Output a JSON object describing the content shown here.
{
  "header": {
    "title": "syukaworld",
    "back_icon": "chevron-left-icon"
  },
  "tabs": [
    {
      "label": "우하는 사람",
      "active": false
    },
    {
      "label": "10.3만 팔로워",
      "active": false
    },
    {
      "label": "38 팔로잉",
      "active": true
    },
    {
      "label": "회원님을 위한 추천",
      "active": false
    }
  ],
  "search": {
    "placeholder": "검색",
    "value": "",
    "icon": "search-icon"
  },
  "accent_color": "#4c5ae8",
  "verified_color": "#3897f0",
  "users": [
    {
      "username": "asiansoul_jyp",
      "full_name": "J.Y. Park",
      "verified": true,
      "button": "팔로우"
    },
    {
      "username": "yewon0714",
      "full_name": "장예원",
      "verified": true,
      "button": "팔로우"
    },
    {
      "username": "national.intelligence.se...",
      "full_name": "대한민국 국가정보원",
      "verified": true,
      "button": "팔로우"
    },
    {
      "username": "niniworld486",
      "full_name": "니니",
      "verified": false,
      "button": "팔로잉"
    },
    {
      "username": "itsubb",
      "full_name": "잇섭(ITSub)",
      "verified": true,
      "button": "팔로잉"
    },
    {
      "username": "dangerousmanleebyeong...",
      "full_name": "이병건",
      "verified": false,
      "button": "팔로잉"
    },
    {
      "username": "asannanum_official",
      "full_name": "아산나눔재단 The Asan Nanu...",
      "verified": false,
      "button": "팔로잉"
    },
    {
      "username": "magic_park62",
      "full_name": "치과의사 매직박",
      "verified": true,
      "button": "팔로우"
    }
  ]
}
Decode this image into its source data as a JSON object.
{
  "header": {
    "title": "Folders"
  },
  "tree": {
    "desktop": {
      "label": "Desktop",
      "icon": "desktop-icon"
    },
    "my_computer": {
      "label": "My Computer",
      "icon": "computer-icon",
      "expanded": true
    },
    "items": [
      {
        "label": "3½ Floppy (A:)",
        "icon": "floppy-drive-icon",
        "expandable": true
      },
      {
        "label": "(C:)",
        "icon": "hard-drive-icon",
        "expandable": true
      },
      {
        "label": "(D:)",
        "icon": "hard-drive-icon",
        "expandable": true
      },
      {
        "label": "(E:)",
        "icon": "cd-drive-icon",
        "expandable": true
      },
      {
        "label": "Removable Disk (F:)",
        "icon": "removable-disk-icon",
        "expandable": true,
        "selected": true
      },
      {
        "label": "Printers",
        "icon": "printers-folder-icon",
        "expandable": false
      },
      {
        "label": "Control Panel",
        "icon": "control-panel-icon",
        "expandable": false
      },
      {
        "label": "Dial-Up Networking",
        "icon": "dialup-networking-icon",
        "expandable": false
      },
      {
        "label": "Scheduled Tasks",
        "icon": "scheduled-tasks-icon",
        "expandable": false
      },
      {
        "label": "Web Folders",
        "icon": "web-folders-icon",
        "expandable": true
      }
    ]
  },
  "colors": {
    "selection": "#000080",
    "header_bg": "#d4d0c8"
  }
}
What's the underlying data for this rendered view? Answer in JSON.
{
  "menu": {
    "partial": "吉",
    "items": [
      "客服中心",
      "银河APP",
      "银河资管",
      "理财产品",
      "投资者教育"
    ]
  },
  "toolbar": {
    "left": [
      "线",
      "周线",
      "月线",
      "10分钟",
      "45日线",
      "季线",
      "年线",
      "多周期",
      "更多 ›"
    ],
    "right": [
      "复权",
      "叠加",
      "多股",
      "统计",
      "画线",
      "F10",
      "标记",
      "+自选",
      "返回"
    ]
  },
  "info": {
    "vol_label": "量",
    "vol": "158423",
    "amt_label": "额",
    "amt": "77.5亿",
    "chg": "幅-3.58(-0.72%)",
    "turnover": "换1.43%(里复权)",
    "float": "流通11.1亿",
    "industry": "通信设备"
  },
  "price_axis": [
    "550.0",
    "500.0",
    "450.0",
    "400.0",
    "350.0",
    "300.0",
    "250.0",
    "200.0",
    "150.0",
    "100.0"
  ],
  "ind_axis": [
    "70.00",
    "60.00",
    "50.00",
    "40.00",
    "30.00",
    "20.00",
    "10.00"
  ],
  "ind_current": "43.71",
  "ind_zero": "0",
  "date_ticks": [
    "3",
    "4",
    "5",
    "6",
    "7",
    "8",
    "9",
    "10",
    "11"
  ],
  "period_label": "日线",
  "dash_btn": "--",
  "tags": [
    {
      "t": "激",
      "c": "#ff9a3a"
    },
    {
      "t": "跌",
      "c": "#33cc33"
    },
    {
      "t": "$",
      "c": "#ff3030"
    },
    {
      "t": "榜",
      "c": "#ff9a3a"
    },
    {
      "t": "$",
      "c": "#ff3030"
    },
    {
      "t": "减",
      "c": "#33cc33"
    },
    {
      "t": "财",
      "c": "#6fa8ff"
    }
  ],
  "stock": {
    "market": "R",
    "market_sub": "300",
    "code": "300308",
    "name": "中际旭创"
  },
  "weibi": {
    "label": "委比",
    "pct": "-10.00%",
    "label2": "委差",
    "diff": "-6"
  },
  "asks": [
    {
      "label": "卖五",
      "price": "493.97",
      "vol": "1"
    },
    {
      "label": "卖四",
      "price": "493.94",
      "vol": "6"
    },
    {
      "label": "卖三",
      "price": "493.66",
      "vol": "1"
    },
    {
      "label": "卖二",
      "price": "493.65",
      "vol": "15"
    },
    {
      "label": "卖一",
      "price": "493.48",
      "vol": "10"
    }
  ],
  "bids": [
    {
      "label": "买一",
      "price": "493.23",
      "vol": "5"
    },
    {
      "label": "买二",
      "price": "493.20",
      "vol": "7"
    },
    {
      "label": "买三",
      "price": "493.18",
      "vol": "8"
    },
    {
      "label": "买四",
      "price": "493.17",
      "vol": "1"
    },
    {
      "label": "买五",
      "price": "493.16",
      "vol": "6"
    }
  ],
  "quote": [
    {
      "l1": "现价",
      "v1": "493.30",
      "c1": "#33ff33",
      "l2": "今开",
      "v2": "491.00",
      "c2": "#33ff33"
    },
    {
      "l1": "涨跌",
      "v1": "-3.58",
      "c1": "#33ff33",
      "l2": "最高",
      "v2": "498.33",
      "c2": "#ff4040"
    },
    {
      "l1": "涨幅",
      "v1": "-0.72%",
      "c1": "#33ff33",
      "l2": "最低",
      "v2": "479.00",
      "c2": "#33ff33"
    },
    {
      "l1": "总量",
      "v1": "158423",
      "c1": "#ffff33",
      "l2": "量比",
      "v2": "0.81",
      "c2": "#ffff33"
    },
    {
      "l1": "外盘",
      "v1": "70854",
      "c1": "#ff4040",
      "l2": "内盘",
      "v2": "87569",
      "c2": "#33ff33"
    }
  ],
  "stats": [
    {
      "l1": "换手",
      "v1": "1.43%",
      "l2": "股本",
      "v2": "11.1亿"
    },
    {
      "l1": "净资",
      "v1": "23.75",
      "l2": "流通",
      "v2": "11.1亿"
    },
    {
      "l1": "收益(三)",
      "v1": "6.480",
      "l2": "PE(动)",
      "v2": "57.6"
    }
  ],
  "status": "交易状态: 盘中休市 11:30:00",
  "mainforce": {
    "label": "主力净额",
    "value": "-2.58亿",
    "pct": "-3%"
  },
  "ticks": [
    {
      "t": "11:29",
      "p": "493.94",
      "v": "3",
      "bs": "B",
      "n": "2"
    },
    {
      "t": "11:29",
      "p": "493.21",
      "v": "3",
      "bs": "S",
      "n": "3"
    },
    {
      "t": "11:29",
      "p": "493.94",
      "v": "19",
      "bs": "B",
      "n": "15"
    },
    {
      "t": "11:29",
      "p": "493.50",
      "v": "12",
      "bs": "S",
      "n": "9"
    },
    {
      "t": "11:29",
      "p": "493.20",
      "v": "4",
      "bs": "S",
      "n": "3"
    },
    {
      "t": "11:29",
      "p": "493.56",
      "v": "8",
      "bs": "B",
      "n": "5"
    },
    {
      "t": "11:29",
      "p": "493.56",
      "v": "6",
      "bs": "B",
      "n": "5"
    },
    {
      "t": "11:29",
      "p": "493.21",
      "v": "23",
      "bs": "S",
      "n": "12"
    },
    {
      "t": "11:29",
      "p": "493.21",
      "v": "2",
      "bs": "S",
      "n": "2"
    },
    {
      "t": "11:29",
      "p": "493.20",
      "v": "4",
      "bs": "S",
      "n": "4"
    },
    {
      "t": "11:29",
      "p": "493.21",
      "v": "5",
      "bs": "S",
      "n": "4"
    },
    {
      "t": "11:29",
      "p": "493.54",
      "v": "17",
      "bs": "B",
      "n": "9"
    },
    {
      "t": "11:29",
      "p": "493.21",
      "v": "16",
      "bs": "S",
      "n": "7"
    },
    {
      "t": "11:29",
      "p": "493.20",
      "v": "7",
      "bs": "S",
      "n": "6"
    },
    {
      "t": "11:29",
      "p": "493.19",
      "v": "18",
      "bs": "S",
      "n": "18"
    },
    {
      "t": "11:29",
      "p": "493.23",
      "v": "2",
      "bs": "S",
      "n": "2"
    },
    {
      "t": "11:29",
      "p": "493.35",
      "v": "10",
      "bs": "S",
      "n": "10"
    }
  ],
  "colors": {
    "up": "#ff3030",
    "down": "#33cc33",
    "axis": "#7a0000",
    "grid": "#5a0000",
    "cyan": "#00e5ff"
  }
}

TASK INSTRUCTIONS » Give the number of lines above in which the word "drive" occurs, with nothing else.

SOLUTION FOR THIS PROBLEM » 4